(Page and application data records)
==============================
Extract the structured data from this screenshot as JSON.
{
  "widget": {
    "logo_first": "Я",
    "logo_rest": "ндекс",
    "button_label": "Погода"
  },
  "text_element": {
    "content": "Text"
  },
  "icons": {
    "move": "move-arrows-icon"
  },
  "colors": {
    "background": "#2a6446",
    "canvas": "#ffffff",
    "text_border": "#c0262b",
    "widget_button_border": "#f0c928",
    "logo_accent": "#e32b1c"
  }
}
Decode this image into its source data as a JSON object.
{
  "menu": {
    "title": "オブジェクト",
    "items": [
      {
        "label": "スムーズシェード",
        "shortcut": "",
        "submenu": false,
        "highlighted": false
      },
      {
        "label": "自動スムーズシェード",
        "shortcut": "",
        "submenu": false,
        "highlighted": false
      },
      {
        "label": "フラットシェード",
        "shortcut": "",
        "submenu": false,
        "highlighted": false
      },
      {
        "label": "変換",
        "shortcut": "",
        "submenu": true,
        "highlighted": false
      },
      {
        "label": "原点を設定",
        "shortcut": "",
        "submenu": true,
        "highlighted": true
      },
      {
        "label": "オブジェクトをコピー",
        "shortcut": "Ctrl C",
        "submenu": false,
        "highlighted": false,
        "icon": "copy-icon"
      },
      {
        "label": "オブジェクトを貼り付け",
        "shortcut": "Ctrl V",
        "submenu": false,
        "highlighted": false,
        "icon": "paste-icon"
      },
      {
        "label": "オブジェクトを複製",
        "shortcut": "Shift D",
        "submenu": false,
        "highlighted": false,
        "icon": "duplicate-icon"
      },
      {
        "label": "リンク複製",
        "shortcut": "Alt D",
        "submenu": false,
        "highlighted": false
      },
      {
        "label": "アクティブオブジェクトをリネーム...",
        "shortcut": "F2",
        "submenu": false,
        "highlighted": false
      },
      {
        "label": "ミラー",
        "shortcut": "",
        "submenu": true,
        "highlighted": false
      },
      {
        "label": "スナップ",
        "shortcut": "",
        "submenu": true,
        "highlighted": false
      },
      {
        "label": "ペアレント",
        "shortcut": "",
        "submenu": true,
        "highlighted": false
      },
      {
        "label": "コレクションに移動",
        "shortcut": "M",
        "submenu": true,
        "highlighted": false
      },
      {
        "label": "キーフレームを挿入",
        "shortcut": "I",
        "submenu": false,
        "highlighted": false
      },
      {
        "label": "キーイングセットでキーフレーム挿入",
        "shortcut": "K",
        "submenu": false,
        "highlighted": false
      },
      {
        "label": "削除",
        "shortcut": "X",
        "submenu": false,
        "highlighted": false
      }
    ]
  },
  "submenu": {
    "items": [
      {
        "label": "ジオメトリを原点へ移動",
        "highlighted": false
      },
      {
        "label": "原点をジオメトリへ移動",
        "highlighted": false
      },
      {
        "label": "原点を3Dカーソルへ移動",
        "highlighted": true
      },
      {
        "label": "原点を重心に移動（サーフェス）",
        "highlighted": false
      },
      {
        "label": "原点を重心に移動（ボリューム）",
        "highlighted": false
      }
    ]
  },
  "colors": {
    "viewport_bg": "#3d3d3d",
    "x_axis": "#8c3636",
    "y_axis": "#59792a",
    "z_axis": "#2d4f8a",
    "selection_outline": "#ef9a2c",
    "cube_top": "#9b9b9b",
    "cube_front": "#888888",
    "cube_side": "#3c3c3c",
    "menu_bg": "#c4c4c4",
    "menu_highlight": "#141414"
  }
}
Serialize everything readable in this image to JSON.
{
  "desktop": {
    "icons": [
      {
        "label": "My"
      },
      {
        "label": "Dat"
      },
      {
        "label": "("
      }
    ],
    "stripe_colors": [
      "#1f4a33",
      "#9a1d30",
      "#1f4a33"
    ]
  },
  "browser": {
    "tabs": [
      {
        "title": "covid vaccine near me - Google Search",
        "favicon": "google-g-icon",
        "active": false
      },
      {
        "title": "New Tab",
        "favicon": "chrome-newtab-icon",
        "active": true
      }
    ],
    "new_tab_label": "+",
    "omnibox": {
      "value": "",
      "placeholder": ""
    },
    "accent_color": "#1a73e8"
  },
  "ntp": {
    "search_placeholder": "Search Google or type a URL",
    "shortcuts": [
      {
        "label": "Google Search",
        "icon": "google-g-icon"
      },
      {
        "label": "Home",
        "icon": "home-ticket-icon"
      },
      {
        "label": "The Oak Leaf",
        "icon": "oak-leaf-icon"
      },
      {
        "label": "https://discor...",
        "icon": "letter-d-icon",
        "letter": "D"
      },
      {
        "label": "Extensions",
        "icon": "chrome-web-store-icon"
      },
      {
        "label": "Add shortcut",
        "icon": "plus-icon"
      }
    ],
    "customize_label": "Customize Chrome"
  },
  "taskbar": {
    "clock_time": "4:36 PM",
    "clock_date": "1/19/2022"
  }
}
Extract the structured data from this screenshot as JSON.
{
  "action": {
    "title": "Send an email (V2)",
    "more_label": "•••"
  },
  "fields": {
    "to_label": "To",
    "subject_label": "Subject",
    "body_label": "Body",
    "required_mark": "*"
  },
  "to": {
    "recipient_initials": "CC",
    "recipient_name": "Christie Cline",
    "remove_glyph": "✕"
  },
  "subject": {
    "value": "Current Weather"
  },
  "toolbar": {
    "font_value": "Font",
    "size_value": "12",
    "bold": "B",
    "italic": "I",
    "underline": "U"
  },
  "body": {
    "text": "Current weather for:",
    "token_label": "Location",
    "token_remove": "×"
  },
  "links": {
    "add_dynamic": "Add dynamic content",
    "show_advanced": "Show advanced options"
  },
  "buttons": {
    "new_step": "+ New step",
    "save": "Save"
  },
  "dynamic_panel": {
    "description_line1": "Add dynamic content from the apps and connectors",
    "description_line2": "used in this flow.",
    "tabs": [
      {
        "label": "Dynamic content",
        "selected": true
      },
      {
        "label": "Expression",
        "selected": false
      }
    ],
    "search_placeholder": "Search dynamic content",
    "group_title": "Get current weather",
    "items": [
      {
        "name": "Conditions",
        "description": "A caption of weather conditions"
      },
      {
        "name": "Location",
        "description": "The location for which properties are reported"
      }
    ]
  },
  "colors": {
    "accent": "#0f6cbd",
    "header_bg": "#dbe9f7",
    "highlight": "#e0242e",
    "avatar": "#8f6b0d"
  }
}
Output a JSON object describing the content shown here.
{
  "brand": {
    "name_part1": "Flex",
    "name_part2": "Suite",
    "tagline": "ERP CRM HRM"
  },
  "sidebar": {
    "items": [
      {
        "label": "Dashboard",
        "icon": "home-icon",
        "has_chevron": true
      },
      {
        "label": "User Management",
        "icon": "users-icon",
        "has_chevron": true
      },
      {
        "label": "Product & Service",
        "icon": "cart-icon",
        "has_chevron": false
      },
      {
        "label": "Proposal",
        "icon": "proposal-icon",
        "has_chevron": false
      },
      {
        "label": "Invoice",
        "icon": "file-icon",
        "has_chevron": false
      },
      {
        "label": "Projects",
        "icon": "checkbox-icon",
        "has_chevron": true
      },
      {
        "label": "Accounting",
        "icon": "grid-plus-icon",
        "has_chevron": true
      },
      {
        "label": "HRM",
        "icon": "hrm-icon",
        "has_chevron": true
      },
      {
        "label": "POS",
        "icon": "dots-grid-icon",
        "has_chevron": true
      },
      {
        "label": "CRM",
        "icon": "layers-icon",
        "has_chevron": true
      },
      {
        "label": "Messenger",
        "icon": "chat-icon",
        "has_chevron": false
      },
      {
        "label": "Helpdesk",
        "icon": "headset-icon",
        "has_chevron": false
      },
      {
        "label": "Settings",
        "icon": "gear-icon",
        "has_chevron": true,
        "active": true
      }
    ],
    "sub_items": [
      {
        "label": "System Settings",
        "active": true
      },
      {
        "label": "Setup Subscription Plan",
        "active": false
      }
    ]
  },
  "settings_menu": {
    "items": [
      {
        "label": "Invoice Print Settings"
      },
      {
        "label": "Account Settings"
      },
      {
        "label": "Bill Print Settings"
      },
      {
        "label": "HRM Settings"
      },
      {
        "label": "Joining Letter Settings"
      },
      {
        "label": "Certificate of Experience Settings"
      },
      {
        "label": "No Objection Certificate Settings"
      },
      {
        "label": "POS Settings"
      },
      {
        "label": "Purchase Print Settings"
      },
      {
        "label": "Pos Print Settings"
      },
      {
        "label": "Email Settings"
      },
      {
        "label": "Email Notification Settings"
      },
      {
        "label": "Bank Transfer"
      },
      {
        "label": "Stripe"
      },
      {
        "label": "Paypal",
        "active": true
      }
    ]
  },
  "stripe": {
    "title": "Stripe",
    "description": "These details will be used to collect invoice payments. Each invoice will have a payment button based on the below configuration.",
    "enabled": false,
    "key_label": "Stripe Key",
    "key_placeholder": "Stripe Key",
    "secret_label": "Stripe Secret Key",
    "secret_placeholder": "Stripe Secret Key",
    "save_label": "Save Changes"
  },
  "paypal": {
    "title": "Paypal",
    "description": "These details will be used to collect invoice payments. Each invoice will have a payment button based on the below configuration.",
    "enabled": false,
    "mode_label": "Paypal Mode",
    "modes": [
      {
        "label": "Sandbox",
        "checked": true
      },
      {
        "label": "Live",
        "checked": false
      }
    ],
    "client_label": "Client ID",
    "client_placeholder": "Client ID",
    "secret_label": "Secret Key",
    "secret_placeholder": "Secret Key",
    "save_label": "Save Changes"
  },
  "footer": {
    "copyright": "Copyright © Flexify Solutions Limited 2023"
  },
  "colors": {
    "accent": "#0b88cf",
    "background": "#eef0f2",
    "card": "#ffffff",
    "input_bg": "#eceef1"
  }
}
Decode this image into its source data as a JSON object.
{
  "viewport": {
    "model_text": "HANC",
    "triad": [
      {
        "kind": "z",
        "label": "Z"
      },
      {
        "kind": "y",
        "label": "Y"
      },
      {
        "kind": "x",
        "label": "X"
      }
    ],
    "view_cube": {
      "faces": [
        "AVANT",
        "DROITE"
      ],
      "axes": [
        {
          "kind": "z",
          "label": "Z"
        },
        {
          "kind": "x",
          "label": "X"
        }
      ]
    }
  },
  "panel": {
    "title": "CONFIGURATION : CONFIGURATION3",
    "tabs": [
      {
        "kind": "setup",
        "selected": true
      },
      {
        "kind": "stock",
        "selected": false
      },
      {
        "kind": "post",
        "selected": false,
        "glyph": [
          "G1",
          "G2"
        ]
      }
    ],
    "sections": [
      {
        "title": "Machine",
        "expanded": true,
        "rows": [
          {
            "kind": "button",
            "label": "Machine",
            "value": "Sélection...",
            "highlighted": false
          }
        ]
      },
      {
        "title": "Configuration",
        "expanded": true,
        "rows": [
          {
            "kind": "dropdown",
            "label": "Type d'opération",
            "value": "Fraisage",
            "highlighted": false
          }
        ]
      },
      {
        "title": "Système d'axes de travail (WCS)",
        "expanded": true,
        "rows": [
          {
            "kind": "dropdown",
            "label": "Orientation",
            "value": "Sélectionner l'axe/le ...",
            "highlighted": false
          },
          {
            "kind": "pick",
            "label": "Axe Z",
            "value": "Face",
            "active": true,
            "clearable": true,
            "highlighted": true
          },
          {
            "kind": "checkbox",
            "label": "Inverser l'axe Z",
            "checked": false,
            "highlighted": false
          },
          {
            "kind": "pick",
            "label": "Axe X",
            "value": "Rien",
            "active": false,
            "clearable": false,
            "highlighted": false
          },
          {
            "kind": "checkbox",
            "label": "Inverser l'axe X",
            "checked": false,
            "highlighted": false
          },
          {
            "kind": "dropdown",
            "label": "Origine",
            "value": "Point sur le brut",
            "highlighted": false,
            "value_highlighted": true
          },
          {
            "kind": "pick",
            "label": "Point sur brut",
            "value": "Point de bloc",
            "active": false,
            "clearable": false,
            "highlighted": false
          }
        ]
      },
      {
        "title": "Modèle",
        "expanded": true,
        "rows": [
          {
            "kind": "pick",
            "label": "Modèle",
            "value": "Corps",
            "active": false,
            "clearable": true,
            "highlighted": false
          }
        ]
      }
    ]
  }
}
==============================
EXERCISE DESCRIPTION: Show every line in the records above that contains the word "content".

TASK RESULT:
    "content": "Text"
    "add_dynamic": "Add dynamic content",
    "description_line1": "Add dynamic content from the apps and connectors",
        "label": "Dynamic content",
    "search_placeholder": "Search dynamic content",
Output a JSON object describing the content shown here.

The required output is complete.